“People who are not claiming to be religious still have this [idea] that time has a beginning and end,” Royalty said. “That strongly influences people’s interpretation of scientific or political senses since the nuclear age.”

Like fundamentalist Christians in previous centuries, these scientists have latched onto the idea of a clock, he said, even though it’s symbolic.

“Even though it’s a scientific organization, they’re borrowing from Christian fundamentalist rhetoric and using [the metaphor of a clock],” he said. Scholars have documented how these fundamentalists believed in an imminent, preordained end of the world and a literally ticking cosmic clock.

When humans were faced with major events such as the two world wars, the Great Depression and the Holocaust, there was a general attitude that those problems were solvable. A shift has taken place in the past 40 to 50 years where people see many of today’s problems as beyond human control, said Lorenzo DiTommaso, a professor of religion at Concordia University in Montreal.

Many people believe that the environment is beyond repair, the U.S. political system is broken, and the economy has gotten out of control, leading to a desire for something or someone who can control it. Enter the popularity of Trump, who made big promises about making America great again.

“You have many people who feel powerless and look beyond themselves as agents of change,” he said. “You can see how that sort of idea leads to a conservatism and also a sense that you need a supernatural or superhuman figure, like a popular political figure.”

In the Bible, the biblical books of Daniel and Revelation offer specifics of the end times that have captured Christian imaginations. Jesus also is quoted as saying that “no one knows” the day or the hour of his return, but that hasn’t stopped many religious leaders from making specific end times predictions. And many Christians point to the promise God made Noah after the great flood that he would not “curse the ground because of humans” and that “never again will I destroy all living creatures” in the biblical book of Genesis.

Ed Stetzer, executive director of the Billy Graham Center for Evangelism at Wheaton College, said Christians would have a very specific twist on the apocalypse that you wouldn’t see in scientific explanations.

“Apocalypse in the modern day means destruction. But for Christians, it means disclosure or revelation,” he said. “Christians are not excited about doomsday, but they are excited about the return of Christ.”

Many Christians believe that the end of the world is going to come, even if they don’t know when, and that it’s part of God’s plan. But for the nonreligious doomsday messages, the end is something to avoid, and the clock serves as a warning.

Americans are more likely to say that recent natural disasters are the result of climate change (62 percent) than an example of biblical “end times” (49 percent), according to a 2014 survey from polling firm Public Religion Research Institute.

Views about climate change and the end times vary by education level. Americans with a postgraduate education are much more likely to say the severity of recent natural disasters is a sign of climate change (62 percent), compared with those who attribute disasters to the biblical end times (22 percent), according to the survey. On the other hand, Americans with a high school education or less are about as likely to say that these disasters are because of climate change (67 percent) as they are to say they are because of biblical end times (61 percent).
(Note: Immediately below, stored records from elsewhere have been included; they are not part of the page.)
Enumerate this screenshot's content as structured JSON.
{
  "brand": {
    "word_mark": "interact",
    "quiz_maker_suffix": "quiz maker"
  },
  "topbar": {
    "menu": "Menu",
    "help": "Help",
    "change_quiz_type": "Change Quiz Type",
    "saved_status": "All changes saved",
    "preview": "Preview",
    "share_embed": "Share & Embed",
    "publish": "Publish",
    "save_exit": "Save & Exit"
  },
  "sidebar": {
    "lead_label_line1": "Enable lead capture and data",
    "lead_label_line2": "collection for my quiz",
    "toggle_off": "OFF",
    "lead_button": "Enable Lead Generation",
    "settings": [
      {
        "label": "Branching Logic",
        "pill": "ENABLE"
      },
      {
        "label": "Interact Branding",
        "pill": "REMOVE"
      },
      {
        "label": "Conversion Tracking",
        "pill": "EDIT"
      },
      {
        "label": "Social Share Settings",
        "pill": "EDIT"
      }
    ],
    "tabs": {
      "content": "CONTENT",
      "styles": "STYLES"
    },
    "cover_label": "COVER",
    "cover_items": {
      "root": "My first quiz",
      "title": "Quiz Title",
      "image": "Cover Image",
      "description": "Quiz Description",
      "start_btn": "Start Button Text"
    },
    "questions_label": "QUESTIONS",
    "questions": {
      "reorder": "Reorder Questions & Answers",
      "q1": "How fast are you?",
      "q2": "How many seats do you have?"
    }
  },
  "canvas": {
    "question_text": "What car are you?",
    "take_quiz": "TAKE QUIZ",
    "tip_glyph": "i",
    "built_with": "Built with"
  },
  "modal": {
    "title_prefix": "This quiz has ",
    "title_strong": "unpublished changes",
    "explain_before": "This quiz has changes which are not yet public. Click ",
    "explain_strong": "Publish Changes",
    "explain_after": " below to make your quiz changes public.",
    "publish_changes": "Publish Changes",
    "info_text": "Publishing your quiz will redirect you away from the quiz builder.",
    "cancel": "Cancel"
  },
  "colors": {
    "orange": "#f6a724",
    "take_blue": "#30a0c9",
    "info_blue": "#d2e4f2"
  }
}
Abigail Ohlheiser contributed to this report.

Sarah Pulliam Bailey is a religion reporter, covering how faith intersects with politics, culture and… everything. She runs Acts of Faith, the Washington Post’s religion blog.